▶ **Source data**:
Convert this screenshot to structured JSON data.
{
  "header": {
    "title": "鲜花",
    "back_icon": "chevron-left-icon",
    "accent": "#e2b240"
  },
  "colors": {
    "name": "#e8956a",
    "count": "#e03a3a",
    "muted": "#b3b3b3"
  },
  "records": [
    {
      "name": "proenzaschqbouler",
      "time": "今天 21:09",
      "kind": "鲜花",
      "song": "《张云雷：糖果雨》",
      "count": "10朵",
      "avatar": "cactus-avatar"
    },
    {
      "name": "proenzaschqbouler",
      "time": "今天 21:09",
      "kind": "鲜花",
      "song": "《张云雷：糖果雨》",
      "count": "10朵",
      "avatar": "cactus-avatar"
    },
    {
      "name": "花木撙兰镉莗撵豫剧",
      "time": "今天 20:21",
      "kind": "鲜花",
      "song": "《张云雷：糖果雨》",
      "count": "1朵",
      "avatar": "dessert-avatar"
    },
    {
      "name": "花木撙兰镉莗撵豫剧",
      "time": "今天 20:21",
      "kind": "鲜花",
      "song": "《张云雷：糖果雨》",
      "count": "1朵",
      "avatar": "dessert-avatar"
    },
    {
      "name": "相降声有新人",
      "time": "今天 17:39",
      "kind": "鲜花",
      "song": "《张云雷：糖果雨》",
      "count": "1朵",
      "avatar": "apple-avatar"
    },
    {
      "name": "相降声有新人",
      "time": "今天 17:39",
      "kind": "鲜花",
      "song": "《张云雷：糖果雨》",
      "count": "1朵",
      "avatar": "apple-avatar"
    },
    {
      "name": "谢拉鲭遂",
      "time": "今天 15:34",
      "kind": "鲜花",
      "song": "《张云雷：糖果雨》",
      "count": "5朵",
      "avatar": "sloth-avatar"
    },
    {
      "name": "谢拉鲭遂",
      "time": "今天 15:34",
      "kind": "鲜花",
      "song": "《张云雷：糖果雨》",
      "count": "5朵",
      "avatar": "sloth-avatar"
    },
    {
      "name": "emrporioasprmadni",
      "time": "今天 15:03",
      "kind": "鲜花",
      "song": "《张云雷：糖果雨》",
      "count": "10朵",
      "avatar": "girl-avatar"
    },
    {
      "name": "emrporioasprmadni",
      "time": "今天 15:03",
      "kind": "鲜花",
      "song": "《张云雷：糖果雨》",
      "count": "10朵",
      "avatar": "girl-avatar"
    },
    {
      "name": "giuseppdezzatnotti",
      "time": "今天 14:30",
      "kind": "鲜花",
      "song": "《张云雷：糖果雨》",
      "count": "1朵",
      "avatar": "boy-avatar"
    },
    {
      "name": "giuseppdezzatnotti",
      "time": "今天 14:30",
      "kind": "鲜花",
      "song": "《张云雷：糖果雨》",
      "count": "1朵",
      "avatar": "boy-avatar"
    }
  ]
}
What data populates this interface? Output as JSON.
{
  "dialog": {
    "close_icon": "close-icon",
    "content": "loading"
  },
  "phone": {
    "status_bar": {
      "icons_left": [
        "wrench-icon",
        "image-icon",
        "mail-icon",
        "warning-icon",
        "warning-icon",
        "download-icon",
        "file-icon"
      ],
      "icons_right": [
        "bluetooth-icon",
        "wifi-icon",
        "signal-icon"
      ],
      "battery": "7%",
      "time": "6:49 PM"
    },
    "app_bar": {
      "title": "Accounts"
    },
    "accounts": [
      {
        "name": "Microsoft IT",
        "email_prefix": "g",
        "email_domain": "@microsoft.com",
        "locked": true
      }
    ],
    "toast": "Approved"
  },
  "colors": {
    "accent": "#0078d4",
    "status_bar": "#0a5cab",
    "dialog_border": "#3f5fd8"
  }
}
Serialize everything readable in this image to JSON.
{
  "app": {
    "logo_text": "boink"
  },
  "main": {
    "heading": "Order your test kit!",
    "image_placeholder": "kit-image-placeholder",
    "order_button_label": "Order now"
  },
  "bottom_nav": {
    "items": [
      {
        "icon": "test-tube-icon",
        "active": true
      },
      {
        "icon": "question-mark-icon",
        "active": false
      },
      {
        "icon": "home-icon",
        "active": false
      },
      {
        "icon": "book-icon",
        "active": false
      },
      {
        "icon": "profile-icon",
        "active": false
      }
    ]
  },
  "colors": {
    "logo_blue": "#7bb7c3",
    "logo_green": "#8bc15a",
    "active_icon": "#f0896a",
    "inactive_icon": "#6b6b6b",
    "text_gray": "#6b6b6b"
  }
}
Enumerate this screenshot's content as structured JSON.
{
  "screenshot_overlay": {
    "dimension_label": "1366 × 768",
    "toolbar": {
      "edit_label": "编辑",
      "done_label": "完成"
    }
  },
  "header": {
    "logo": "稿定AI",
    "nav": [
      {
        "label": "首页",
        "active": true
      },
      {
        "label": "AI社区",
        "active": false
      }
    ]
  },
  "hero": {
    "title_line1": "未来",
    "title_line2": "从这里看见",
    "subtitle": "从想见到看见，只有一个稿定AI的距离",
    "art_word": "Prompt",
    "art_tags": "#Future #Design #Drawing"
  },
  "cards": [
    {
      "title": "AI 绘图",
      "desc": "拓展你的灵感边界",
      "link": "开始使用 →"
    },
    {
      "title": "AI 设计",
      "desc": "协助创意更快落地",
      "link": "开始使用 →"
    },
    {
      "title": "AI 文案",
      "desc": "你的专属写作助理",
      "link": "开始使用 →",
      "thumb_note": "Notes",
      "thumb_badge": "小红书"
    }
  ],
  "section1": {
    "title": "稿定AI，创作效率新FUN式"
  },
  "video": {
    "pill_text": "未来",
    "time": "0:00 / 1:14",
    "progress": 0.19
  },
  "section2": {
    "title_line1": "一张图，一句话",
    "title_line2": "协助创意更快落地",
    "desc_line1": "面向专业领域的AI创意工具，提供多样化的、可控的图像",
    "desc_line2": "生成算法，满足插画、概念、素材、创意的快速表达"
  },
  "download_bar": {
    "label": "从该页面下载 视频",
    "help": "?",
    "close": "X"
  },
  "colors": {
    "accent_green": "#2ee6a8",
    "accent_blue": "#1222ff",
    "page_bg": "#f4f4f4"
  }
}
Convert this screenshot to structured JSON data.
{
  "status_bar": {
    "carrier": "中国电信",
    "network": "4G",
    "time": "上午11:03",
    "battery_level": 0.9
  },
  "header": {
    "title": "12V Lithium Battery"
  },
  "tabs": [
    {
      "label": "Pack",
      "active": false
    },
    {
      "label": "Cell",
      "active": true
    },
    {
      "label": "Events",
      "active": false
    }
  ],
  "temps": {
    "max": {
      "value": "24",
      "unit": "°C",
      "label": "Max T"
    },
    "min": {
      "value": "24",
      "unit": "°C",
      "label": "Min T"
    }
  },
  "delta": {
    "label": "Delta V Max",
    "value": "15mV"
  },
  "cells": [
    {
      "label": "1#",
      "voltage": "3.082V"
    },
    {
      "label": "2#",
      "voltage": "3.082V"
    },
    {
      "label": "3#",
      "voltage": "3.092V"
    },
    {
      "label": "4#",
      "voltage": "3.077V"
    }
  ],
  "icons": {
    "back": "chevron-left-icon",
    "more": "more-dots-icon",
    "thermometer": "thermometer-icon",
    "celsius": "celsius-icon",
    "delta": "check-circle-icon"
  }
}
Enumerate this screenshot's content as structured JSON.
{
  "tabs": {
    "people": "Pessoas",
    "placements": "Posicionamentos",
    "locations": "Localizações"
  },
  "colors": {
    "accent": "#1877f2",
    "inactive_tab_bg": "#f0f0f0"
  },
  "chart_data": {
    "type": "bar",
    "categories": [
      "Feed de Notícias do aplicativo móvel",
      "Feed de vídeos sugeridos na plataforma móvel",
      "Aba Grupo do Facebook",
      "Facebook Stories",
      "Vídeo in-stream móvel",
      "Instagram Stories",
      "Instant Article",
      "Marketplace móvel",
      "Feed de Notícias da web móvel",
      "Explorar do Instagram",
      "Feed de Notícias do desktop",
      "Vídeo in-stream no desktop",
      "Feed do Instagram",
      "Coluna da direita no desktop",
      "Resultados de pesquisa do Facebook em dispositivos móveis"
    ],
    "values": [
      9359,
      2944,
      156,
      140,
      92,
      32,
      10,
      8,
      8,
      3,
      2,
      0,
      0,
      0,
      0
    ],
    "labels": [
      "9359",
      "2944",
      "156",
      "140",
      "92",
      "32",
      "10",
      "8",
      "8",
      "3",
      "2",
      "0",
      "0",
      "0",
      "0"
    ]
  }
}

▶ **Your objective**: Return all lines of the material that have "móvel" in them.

▶ **Task answer**:
      "Feed de Notícias do aplicativo móvel",
      "Feed de vídeos sugeridos na plataforma móvel",
      "Vídeo in-stream móvel",
      "Marketplace móvel",
      "Feed de Notícias da web móvel",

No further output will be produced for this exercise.